Indeed, as more details of the Iranian nuclear programs came to light, including the Iranian government’s deliberate and continued development of nuclear weapons technology and designs, the agreement was finally seen for the fraud that it was. Especially the sunset clauses which are all allowed to sunset and pass into history. As the documents seized by Israel on the successful raid on key Iranian nuclear facilities revealed, the Iranians have plans to build nuclear weapons in secret and are seeking to do so under the terms of the JCPOA.
Even worse, the JCPOA was accompanied by a subsequent end to the UN arms embargo, a gift thrown to the Iranian government largely as a result of former Secretary of State John Kerry adding a JCPOA deal sweetener.
As for other nuclear powers increasing their nuclear weapons during the past four years, these same nuclear powers modernized their nuclear weapons during the 24 years of the Obama, Bush 43 and Clinton administrations, at a varying but accelerating pace. And despite an Obama era US policy of “strategic patience” with the North Koreans, the DPRK regularly tested ICBM type-ballistic missiles and tested nuclear weapons, although such testing has largely been paused over the past four years.
With respect to China, it has only been the Trump administration unlike previous American administrations, that challenged China’s military and nuclear build up, its predatory trade and its criminal intellectual property policies. To say nothing of its massive spying on American institutions and wholesale violation of securities law.
The Chinese and Russian nuclear buildups will have already occurred and will be largely completed long before the first US modernized nuclear platform reaches its initial operating position. And these adversary buildups—China and Russia especially-- all accelerated during the Obama administration—despite US government policies that many current critics then supported which they now complain were far too hawkish.
As for Russia specifically, it was Russian President Mr. Putin that in late 1999 announced that Russia would begin a massive nuclear modernization program, that he then announced would begin major acquisition in 2006, to be 3/4 completed by 2014 and by 2020 be nearly 100% complete. We know from Russian defense sources that by 2020 some 91% of Russia‘s nuclear modernization was complete, almost exactly when Mr. Putin predicted it would occur.
In fact, since the 2010 New START treaty was signed the Russians have acquired or will have acquired by 2026, no less than 21 new and modern types of nuclear cruise missiles, intercontinental ballistic missiles, sea launched ballistic missiles, submarines, and bombers.
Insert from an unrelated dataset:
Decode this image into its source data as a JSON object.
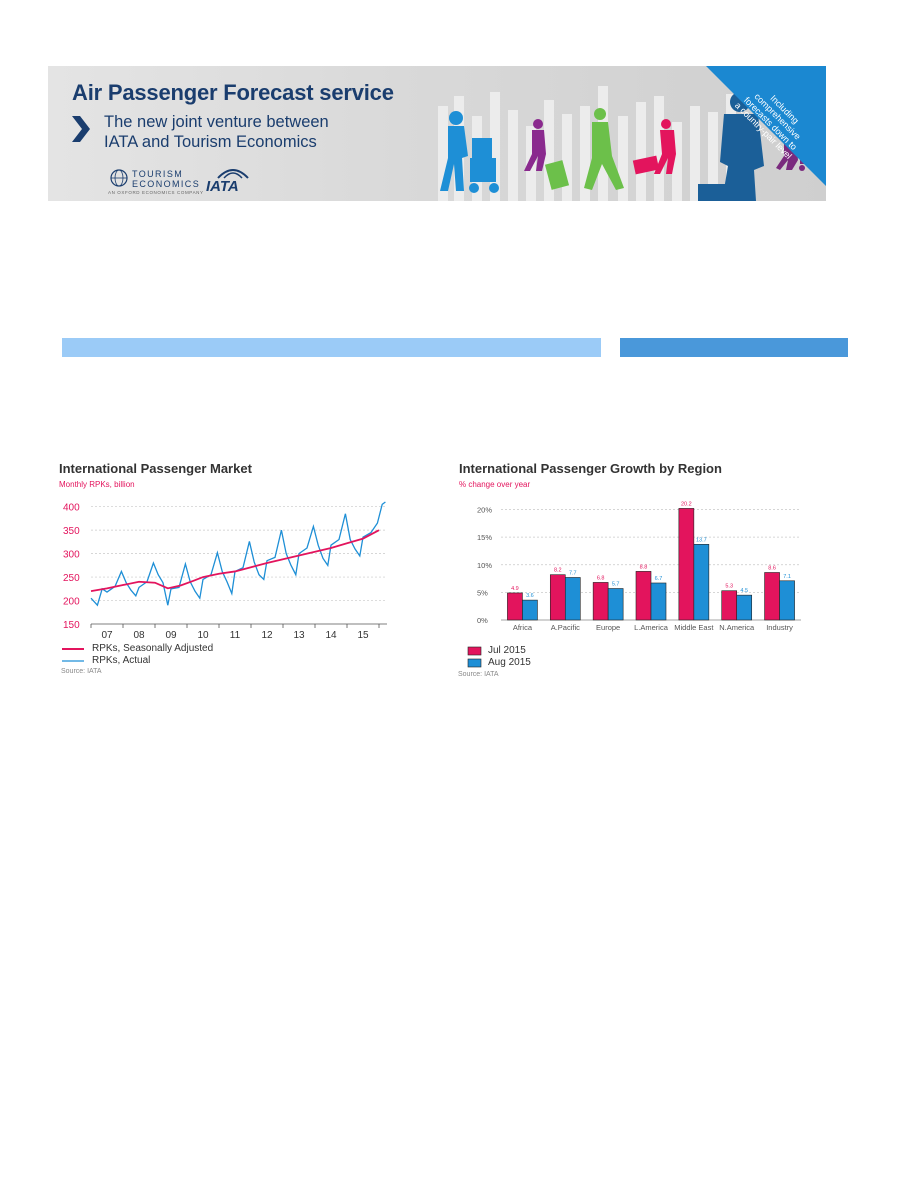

During this same period of time the United States will not acquire or deploy a single new nuclear armed platform almost all of which will be the first deployed in around 2029 and beyond through probably 2042.
During the same period of time, Russia has also maintained 2000 to 5000 theater or regional or low yield nuclear weapons, a force they sustained and increased during the eight years of the Obama administration and which outnumbers the US forces but upwards of 10 to 1. .
In summary, despite the 4 major nuclear arms agreements with the Russians from 1991-2010, the Russians have been building dozens of major nuclear systems, many outside the strictures of arms deals, and have done so way in advance of a late US modernization program which itself will have been delayed, when finally built, some four decades.
Peter R. Huessy – Mr. Huessy is the President of Geostrategic Analysis, a Potomac, Maryland-based defense and national security consulting business, and Director of Strategic Deterrent Studies at the Mitchell Institute, a Senior Fellow at ICAS, a senior consultant with Ravenna Associates, and previously for 22 years Senior Defense Consultant with the National Defense University Foundation at Fort McNair in Washington, D.C.He is and has been a Guest Lecturer at the School of Advanced International Affairs at Johns Hopkins University, at the Institute of World Politics, at the University of Maryland, at the Joint Military Intelligence School, at the Naval Academy and at the National War College.